- "National Dornoch Firth National Scenic Area Map" (PDF). Scottish Natural Heritage. 2010-12-20. Retrieved 2018-03-01.
- "National Scenic Areas". Scottish Natural Heritage. Retrieved 2018-01-17.
- "The special qualities of the National Scenic Areas. Scottish Natural Heritage Commissioned Report No.374'" (PDF). Scottish Natural Heritage. 2010. Retrieved 2018-03-01.
- "Site Details for Dornoch Firth and Loch Fleet". Scottish Natural Heritage. 2018-02-01. Retrieved 2018-03-01.
- "Site Details for Dornoch Firth and Morrich More". Scottish Natural Heritage. 2018-02-01. Retrieved 2018-03-01.
- "A Better Railway for the North". Caithness.org.
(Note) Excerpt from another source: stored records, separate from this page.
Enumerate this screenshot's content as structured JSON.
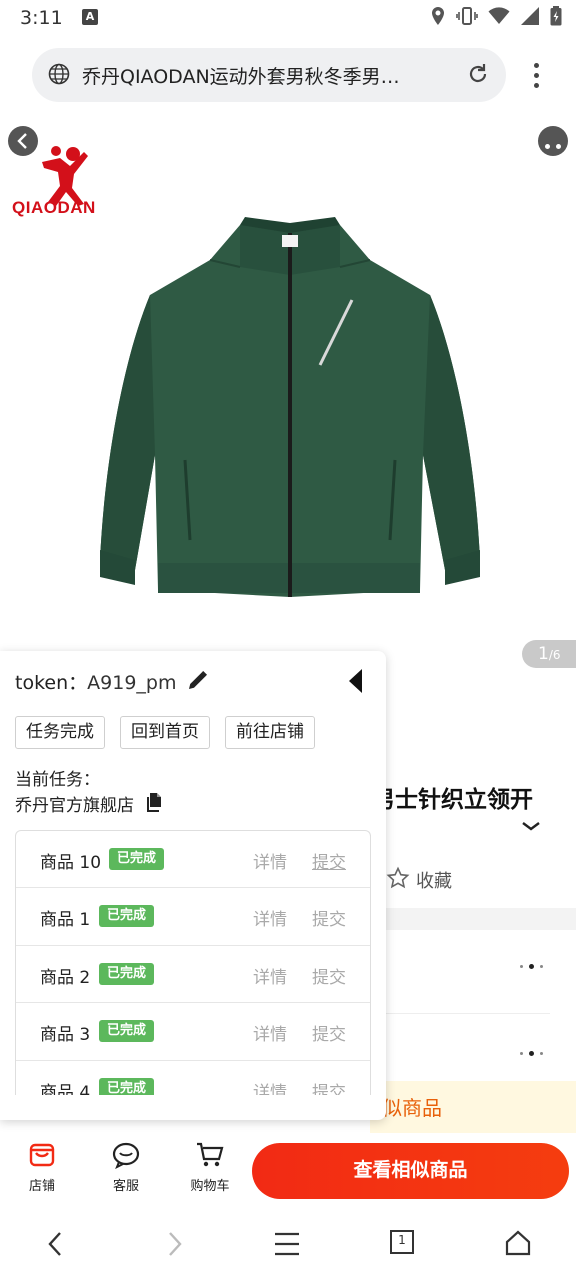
{
  "status_bar": {
    "time": "3:11",
    "notification_letter": "A"
  },
  "url_bar": {
    "text": "乔丹QIAODAN运动外套男秋冬季男…"
  },
  "product": {
    "brand": "QIAODAN",
    "image_index": "1",
    "image_total": "/6",
    "title_visible": "男士针织立领开",
    "favorite_label": "收藏",
    "similar_peek": "似商品",
    "jacket_color": "#2f5a44"
  },
  "task_panel": {
    "token_label": "token：",
    "token_value": "A919_pm",
    "buttons": [
      "任务完成",
      "回到首页",
      "前往店铺"
    ],
    "current_task_label": "当前任务：",
    "current_task_value": "乔丹官方旗舰店",
    "rows": [
      {
        "name": "商品 10",
        "status": "已完成",
        "detail": "详情",
        "submit": "提交"
      },
      {
        "name": "商品 1",
        "status": "已完成",
        "detail": "详情",
        "submit": "提交"
      },
      {
        "name": "商品 2",
        "status": "已完成",
        "detail": "详情",
        "submit": "提交"
      },
      {
        "name": "商品 3",
        "status": "已完成",
        "detail": "详情",
        "submit": "提交"
      },
      {
        "name": "商品 4",
        "status": "已完成",
        "detail": "详情",
        "submit": "提交"
      }
    ]
  },
  "action_bar": {
    "store": "店铺",
    "service": "客服",
    "cart": "购物车",
    "primary": "查看相似商品"
  },
  "browser_nav": {
    "tab_count": "1"
  },
  "colors": {
    "accent": "#f22a14",
    "badge": "#5cb85c",
    "brand_red": "#d3101a"
  }
}
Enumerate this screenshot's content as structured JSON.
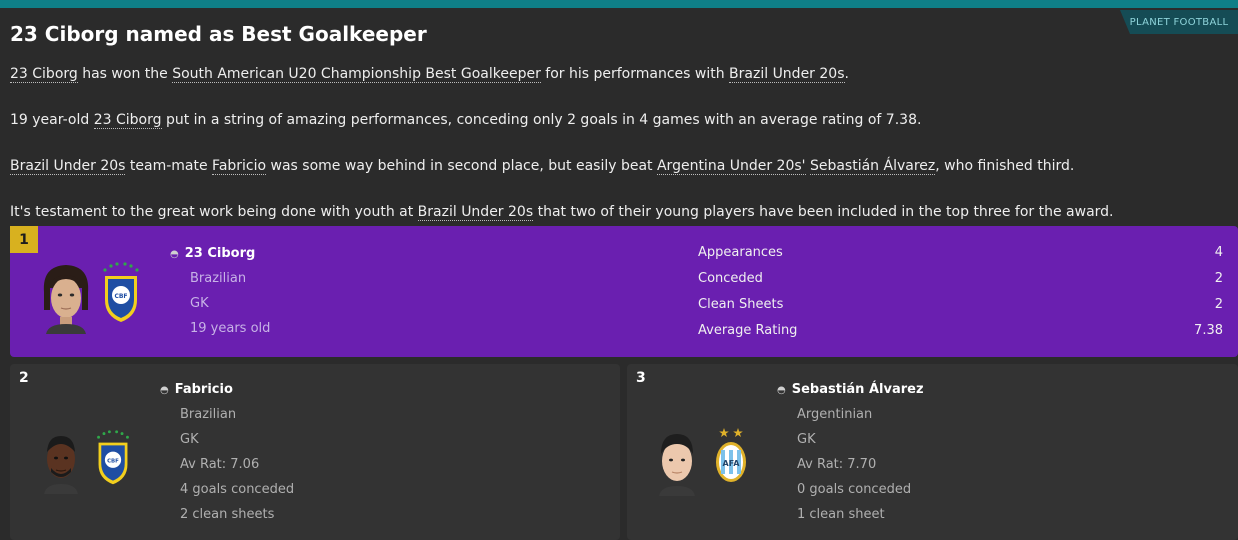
{
  "header": {
    "tag": "PLANET FOOTBALL"
  },
  "article": {
    "title": "23 Ciborg named as Best Goalkeeper",
    "p1": {
      "player": "23 Ciborg",
      "t1": " has won the ",
      "award": "South American U20 Championship Best Goalkeeper",
      "t2": " for his performances with ",
      "team": "Brazil Under 20s",
      "t3": "."
    },
    "p2": {
      "t1": "19 year-old ",
      "player": "23 Ciborg",
      "t2": " put in a string of amazing performances, conceding only 2 goals in 4 games with an average rating of 7.38."
    },
    "p3": {
      "team": "Brazil Under 20s",
      "t1": " team-mate ",
      "player2": "Fabricio",
      "t2": " was some way behind in second place, but easily beat ",
      "team2": "Argentina Under 20s'",
      "t3": " ",
      "player3": "Sebastián Álvarez",
      "t4": ", who finished third."
    },
    "p4": {
      "t1": "It's testament to the great work being done with youth at ",
      "team": "Brazil Under 20s",
      "t2": " that two of their young players have been included in the top three for the award."
    }
  },
  "winner": {
    "rank": "1",
    "name": "23 Ciborg",
    "nationality": "Brazilian",
    "position": "GK",
    "age": "19 years old",
    "stats": [
      {
        "label": "Appearances",
        "value": "4"
      },
      {
        "label": "Conceded",
        "value": "2"
      },
      {
        "label": "Clean Sheets",
        "value": "2"
      },
      {
        "label": "Average Rating",
        "value": "7.38"
      }
    ]
  },
  "runners_up": [
    {
      "rank": "2",
      "name": "Fabricio",
      "nationality": "Brazilian",
      "position": "GK",
      "rating": "Av Rat: 7.06",
      "conceded": "4 goals conceded",
      "clean": "2 clean sheets"
    },
    {
      "rank": "3",
      "name": "Sebastián Álvarez",
      "nationality": "Argentinian",
      "position": "GK",
      "rating": "Av Rat: 7.70",
      "conceded": "0 goals conceded",
      "clean": "1 clean sheet"
    }
  ],
  "icons": {
    "person": "person-icon",
    "brazil": "cbf-badge-icon",
    "argentina": "afa-badge-icon"
  },
  "colors": {
    "accent": "#0f7f87",
    "winner_bg": "#6a1fb0",
    "rank_gold": "#d8b11f"
  }
}
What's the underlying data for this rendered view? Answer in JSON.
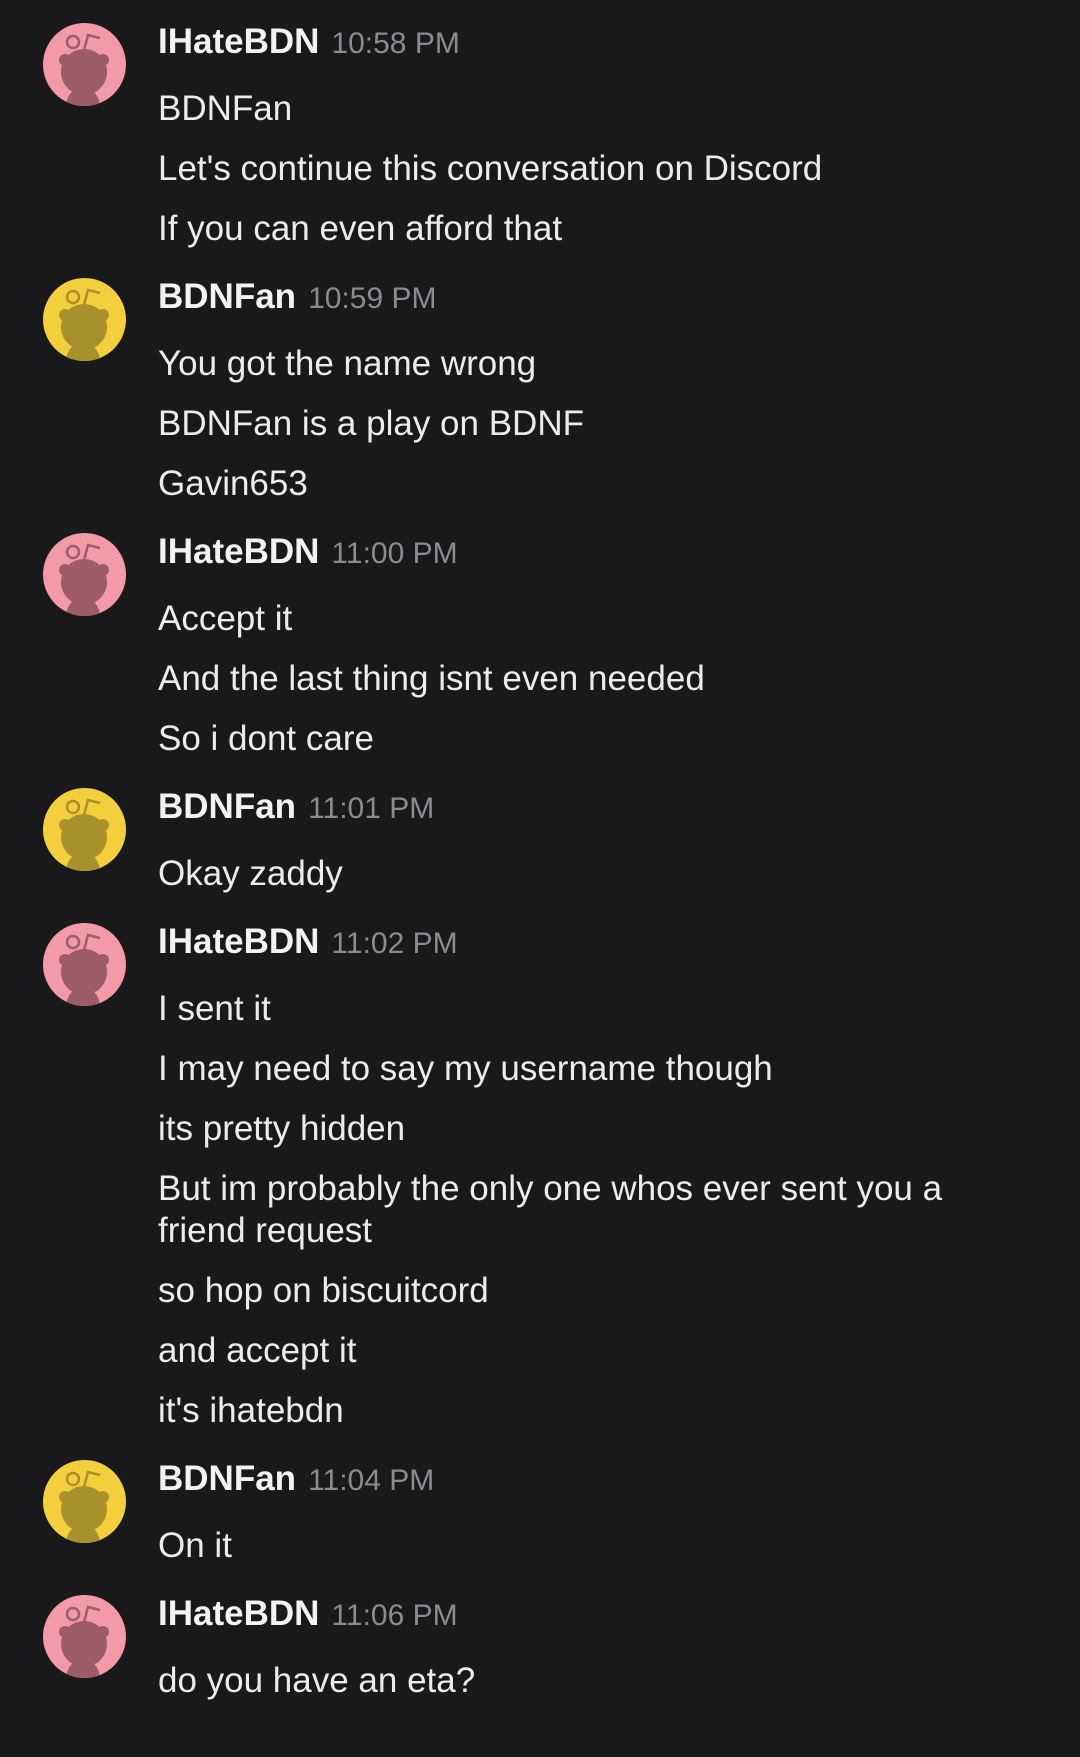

Retrieved 2018-03-01.
- "School project commemorates Meikle Ferry Disaster". northern-times.co.uk. Retrieved 14 January 2017.
- "Historylinks Museum, Dornoch". historylinks.org.uk. Retrieved 14 January 2017.
- "The Northern Highlands in the Nineteenth Century - No. III". electricscotland.com. Retrieved 14 January 2017.